■ Work instructions
Set down the entries again word for word, without any of the images.

■ Data for review
━━━━━━━━━━

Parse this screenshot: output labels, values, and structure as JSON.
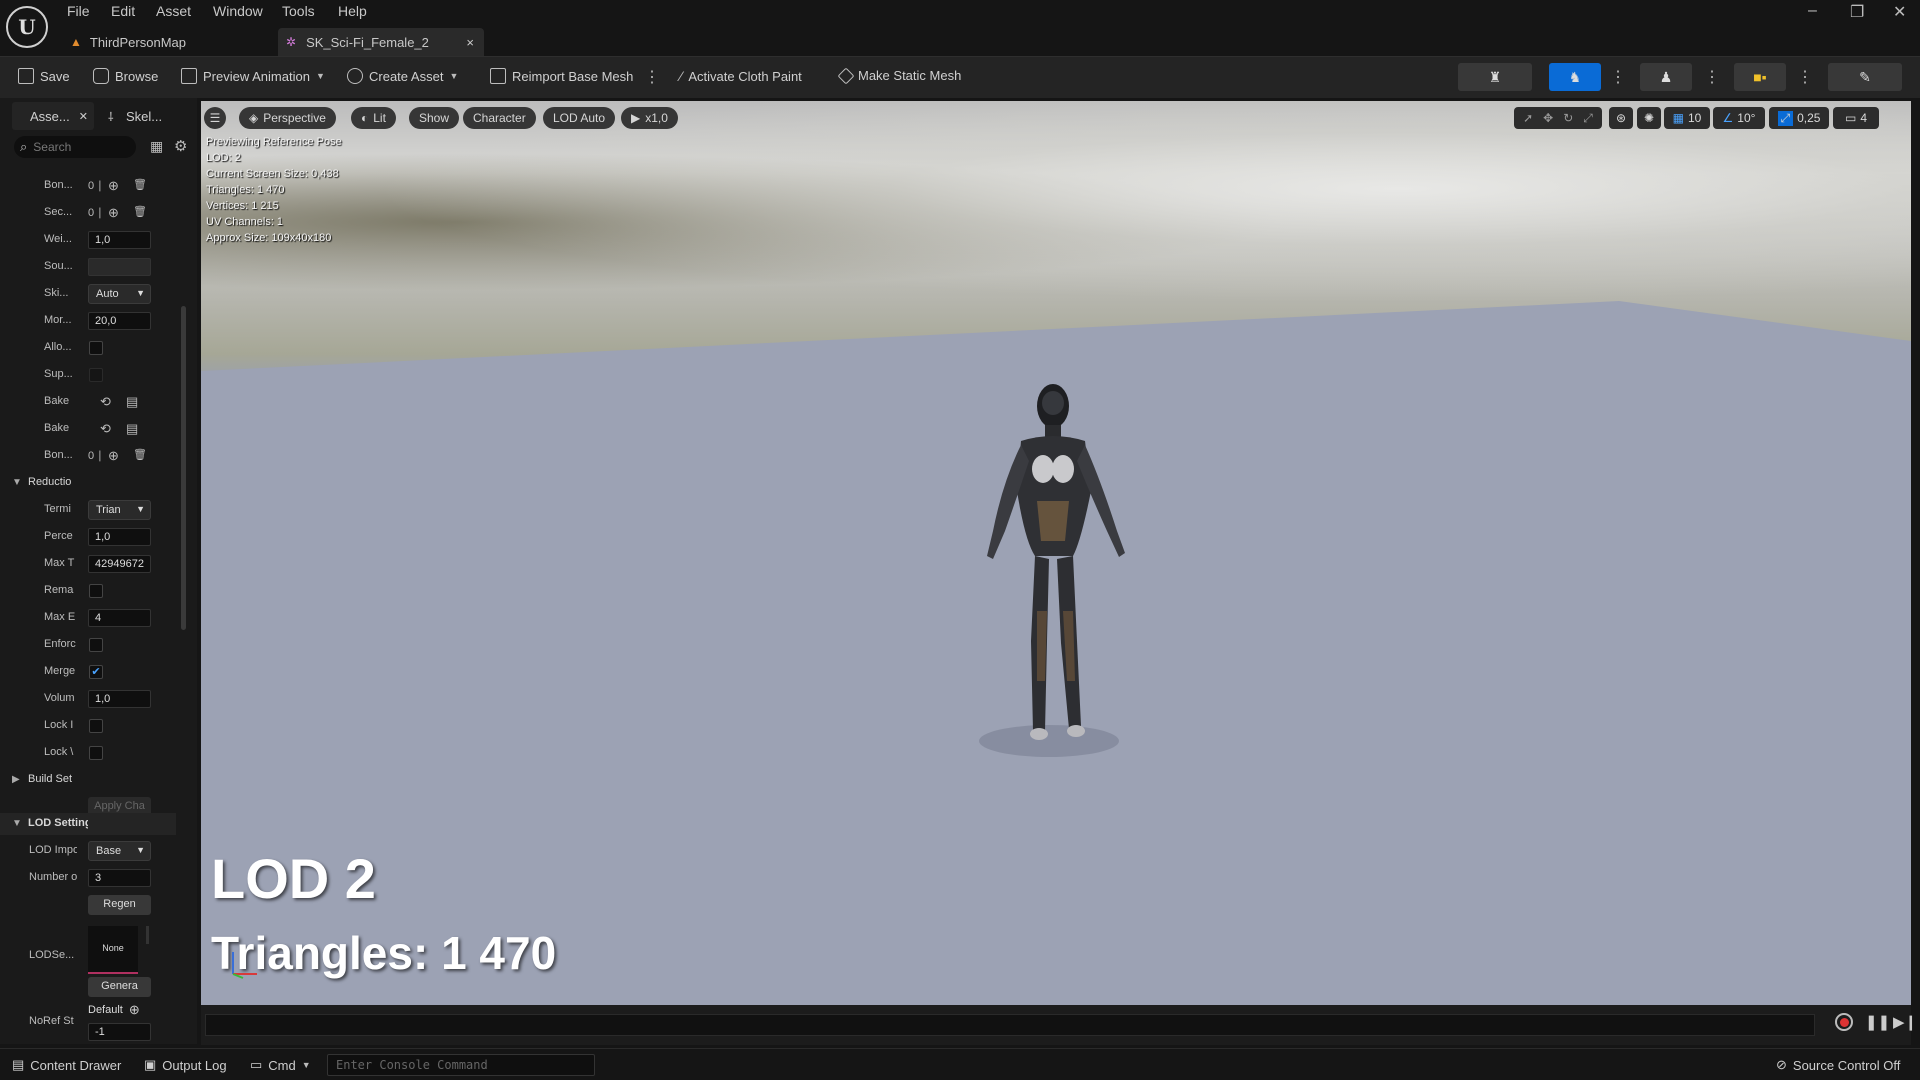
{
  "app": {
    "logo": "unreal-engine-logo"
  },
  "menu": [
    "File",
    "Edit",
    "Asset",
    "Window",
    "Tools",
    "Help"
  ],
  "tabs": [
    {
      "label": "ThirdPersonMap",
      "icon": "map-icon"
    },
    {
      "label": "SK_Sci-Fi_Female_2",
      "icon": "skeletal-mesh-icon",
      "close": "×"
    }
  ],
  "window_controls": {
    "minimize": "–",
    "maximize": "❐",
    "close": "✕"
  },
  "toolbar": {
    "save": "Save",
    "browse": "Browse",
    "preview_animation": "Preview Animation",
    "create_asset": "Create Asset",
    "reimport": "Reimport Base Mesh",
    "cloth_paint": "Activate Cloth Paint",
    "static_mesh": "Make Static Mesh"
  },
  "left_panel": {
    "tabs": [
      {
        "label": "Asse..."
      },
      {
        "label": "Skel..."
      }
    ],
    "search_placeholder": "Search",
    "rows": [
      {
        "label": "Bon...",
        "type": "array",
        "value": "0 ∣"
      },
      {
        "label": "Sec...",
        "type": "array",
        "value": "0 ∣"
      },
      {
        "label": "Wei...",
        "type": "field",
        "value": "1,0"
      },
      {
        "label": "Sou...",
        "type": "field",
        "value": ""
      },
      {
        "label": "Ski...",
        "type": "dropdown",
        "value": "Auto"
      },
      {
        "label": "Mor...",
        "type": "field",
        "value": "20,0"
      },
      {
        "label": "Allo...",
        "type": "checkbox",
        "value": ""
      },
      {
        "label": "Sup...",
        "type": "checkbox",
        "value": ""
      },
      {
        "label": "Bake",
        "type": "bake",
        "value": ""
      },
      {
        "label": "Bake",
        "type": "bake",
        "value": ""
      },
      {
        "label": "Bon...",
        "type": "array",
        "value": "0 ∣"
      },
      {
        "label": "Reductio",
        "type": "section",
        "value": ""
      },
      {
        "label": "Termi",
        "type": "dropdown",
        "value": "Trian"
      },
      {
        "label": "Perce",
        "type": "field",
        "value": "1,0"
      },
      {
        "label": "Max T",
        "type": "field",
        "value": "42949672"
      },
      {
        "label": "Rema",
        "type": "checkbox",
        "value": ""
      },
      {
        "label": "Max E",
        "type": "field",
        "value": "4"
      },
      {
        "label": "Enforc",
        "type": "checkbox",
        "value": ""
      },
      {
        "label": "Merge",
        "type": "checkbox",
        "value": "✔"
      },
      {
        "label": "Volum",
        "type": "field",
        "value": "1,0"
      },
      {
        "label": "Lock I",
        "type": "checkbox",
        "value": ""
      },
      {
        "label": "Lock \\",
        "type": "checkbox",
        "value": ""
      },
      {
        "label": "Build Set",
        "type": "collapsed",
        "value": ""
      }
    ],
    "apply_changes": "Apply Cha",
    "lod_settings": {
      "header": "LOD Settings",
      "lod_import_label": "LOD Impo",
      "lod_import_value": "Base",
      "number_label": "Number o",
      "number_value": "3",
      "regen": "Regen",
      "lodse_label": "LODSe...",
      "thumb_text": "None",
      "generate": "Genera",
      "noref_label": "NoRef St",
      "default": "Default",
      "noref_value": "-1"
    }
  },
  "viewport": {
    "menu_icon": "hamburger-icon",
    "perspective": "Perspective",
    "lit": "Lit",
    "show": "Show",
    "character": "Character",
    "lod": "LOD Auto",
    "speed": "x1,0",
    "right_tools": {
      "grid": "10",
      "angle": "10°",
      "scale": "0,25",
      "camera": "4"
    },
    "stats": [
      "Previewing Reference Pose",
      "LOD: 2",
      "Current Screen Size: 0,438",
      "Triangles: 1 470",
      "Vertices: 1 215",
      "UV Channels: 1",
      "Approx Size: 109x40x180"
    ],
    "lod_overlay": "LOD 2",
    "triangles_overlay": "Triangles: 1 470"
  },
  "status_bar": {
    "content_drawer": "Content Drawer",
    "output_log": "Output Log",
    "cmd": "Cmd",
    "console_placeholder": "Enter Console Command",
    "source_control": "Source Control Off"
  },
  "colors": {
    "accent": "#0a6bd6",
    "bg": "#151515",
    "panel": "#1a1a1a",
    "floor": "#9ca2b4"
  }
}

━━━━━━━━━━

■ Response box
Parse this screenshot: output labels, values, and structure as JSON.
{
  "app": {
    "logo": "unreal-engine-logo"
  },
  "menu": [
    "File",
    "Edit",
    "Asset",
    "Window",
    "Tools",
    "Help"
  ],
  "tabs": [
    {
      "label": "ThirdPersonMap",
      "icon": "map-icon"
    },
    {
      "label": "SK_Sci-Fi_Female_2",
      "icon": "skeletal-mesh-icon",
      "close": "×"
    }
  ],
  "window_controls": {
    "minimize": "–",
    "maximize": "❐",
    "close": "✕"
  },
  "toolbar": {
    "save": "Save",
    "browse": "Browse",
    "preview_animation": "Preview Animation",
    "create_asset": "Create Asset",
    "reimport": "Reimport Base Mesh",
    "cloth_paint": "Activate Cloth Paint",
    "static_mesh": "Make Static Mesh"
  },
  "left_panel": {
    "tabs": [
      {
        "label": "Asse..."
      },
      {
        "label": "Skel..."
      }
    ],
    "search_placeholder": "Search",
    "rows": [
      {
        "label": "Bon...",
        "type": "array",
        "value": "0 ∣"
      },
      {
        "label": "Sec...",
        "type": "array",
        "value": "0 ∣"
      },
      {
        "label": "Wei...",
        "type": "field",
        "value": "1,0"
      },
      {
        "label": "Sou...",
        "type": "field",
        "value": ""
      },
      {
        "label": "Ski...",
        "type": "dropdown",
        "value": "Auto"
      },
      {
        "label": "Mor...",
        "type": "field",
        "value": "20,0"
      },
      {
        "label": "Allo...",
        "type": "checkbox",
        "value": ""
      },
      {
        "label": "Sup...",
        "type": "checkbox",
        "value": ""
      },
      {
        "label": "Bake",
        "type": "bake",
        "value": ""
      },
      {
        "label": "Bake",
        "type": "bake",
        "value": ""
      },
      {
        "label": "Bon...",
        "type": "array",
        "value": "0 ∣"
      },
      {
        "label": "Reductio",
        "type": "section",
        "value": ""
      },
      {
        "label": "Termi",
        "type": "dropdown",
        "value": "Trian"
      },
      {
        "label": "Perce",
        "type": "field",
        "value": "1,0"
      },
      {
        "label": "Max T",
        "type": "field",
        "value": "42949672"
      },
      {
        "label": "Rema",
        "type": "checkbox",
        "value": ""
      },
      {
        "label": "Max E",
        "type": "field",
        "value": "4"
      },
      {
        "label": "Enforc",
        "type": "checkbox",
        "value": ""
      },
      {
        "label": "Merge",
        "type": "checkbox",
        "value": "✔"
      },
      {
        "label": "Volum",
        "type": "field",
        "value": "1,0"
      },
      {
        "label": "Lock I",
        "type": "checkbox",
        "value": ""
      },
      {
        "label": "Lock \\",
        "type": "checkbox",
        "value": ""
      },
      {
        "label": "Build Set",
        "type": "collapsed",
        "value": ""
      }
    ],
    "apply_changes": "Apply Cha",
    "lod_settings": {
      "header": "LOD Settings",
      "lod_import_label": "LOD Impo",
      "lod_import_value": "Base",
      "number_label": "Number o",
      "number_value": "3",
      "regen": "Regen",
      "lodse_label": "LODSe...",
      "thumb_text": "None",
      "generate": "Genera",
      "noref_label": "NoRef St",
      "default": "Default",
      "noref_value": "-1"
    }
  },
  "viewport": {
    "menu_icon": "hamburger-icon",
    "perspective": "Perspective",
    "lit": "Lit",
    "show": "Show",
    "character": "Character",
    "lod": "LOD Auto",
    "speed": "x1,0",
    "right_tools": {
      "grid": "10",
      "angle": "10°",
      "scale": "0,25",
      "camera": "4"
    },
    "stats": [
      "Previewing Reference Pose",
      "LOD: 2",
      "Current Screen Size: 0,438",
      "Triangles: 1 470",
      "Vertices: 1 215",
      "UV Channels: 1",
      "Approx Size: 109x40x180"
    ],
    "lod_overlay": "LOD 2",
    "triangles_overlay": "Triangles: 1 470"
  },
  "status_bar": {
    "content_drawer": "Content Drawer",
    "output_log": "Output Log",
    "cmd": "Cmd",
    "console_placeholder": "Enter Console Command",
    "source_control": "Source Control Off"
  },
  "colors": {
    "accent": "#0a6bd6",
    "bg": "#151515",
    "panel": "#1a1a1a",
    "floor": "#9ca2b4"
  }
}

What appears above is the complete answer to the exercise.